The sky outside is wet and grey, the taxman’s taken all my dough and money’s too tight to mention but I’m not down.
The voluntary sector continues to surprise and delight me in its ability to meet the needs of the diverse community out there, in its ability to adapt and survive and swing with the punches and its ingenuity in using new technologies to reach out and make a difference.
So what has brought on my burst of positive thinking and is there any basis to it. A recent report and blog post from @Karl Wilding from @NCVO has been the catalyst for this. They have produced The Road Ahead 2014 which looks at the environment that we as a sector are operating in. Karl blogs about this as part of series of blogs linked to a book produced by Civic Exchange called Making Good: The future of the voluntary sector.
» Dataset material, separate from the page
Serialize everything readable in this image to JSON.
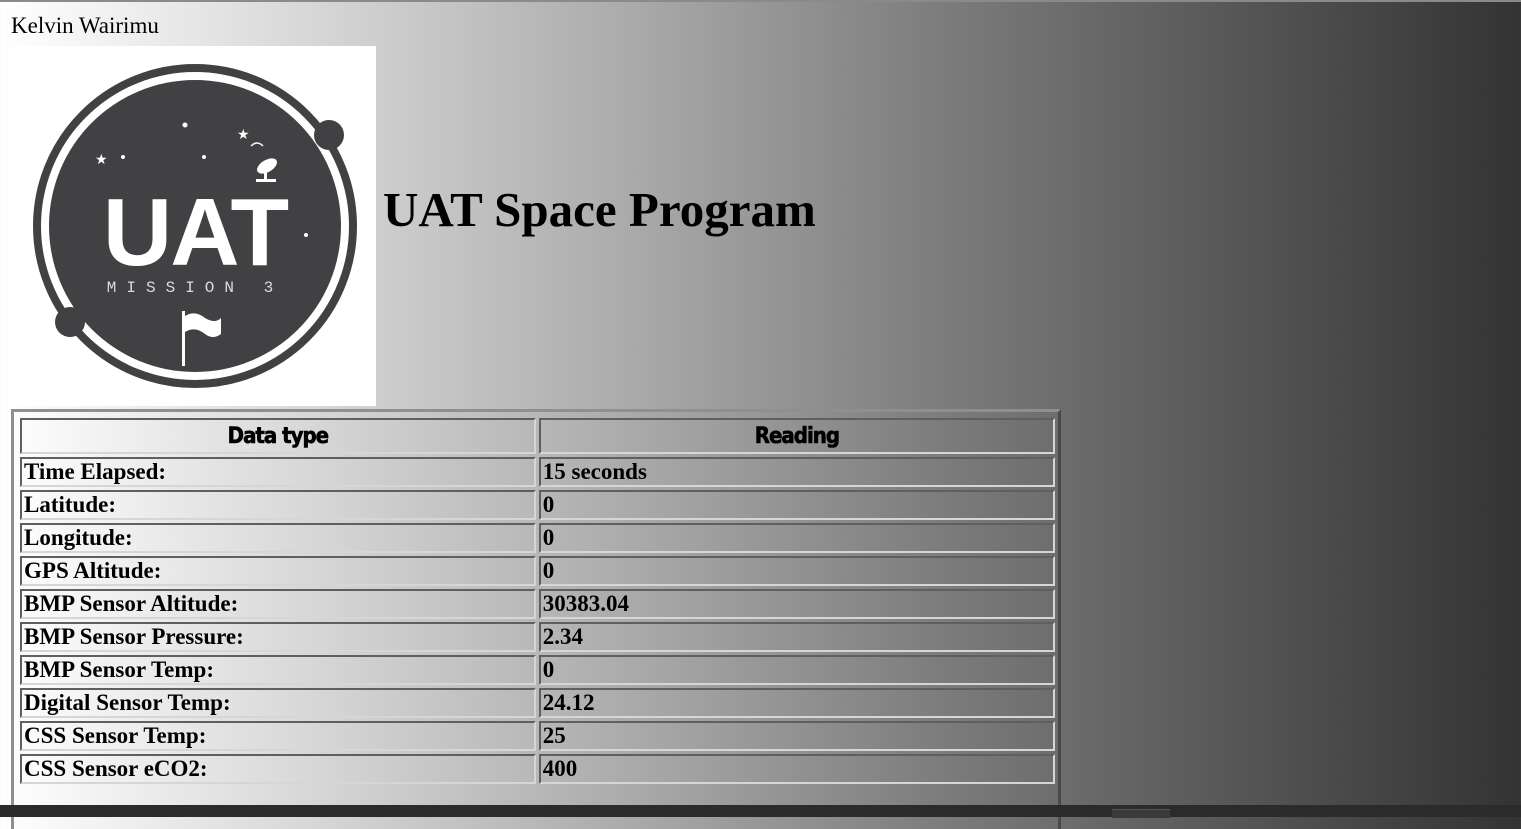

To be honest Karl’s take is one of the more optimistic in this series of essays and chimes with the feelings that I get from working with groups at CCVS.
Without a doubt the money available from statutory sources is drying up, this is highlighted in the NCVO work and we see it here in Cambridgeshire. The Barnet Graph of Doom is held up as proof that things are going to get worse (Google it to read the arguments for and against). We do know that the City Council have cut their grant budget from £1.19 Million to £900K, that the County have got to find another £32Million in cuts and that the CCG was one of those that was deemed to have significant financial problems. None of this bodes well for the voluntary sector BUT only 20% of those responding to our survey thought funding would reduce next year – rampant optimism, rose-tinted view of reality or simply that many groups do not receive ‘government’ funding. The sector is embracing new fundraising methods, like online funding, crowdsourcing, and impact bonds. On top of this it continues to raise money the old way through events, traditional fundraising and grants. Last year the PTA at the infant school at which I am a governor raised around £17K through hard work and putting on events supported by the parents and children. Money is an issue but as the NCVO almanac shows us the sectors income has remained pretty steady for the last few years.
I believe that the sector will continue to find ways to raise the money it needs and more importantly will continue to find ways to more effectively use that money. Here at CCVS we are hoping to kick-start a better relationship between the business sector and the VCS that is not about just money but also about the sector doing things more efficiently. Reason to be cheerful One.
I love the way that the sector is embracing new technology and especially the power of the internet. Far from making everyone more insular it seems to be generating more ways for groups to come together. Recent awards for charity CEOs use of social media highlight the positive impacts that can be gained by being engaged. Locally we are seeing the rise of meetup groups such as the one helping VCS organisations to improve their social media skills. We are also seeing the rise of people coming together to ‘do good stuff’ with events like this local un-conference. Nationally charities are utilising apps and games to get their message across; they are using quizzes and parody sites to connect with new audiences. All this on top of the rise in online and mobile giving and the continued innovation in website design and the use of video. Reason to be cheerful Two.
The sector continues to come up with ways of working and with projects that make a real difference. The K9 project who use “the unique bond between humans and dogs to provide a range of services to people of all ages. From children and young people who are not benefitting from conventional education to adults who want to change their lives for the better” are doing wonderful things and have some really inspirational stories about the difference they make. Bluesmile, a “new Cambridgeshire children’s charity that provides counselling and therapy for pupils in schools between the ages of 3 and 13 during a critical window of opportunity for change”, has seen a need and found a way to tackle it. The Cambridge branch of Food Cycle “serve a delicious lunch at The Centre at St Paul’s Church every Saturday to a range of people from the community.” As one volunteer states the charity is ticking all the boxes “You’re doing something which is really positive to the environment by using surplus food, you’re meeting new people, talking to new people, getting new skills, and you’re also giving something back to the community”.
I could continue to list the organisations that inspire and amaze me, all of which are run by dedicated staff and volunteers but I think you get my point – and you probably have your own favorites. Reason to be cheerful Three.
From where I sit everything is awesome the sector looks amazing and is Rising up to the challenge of working in this ever changing world in which we live in.
“A bit of grin and bear it, a bit of come and share it
You’re welcome, we can spare it….
….Reasons to be cheerful one, two, three.”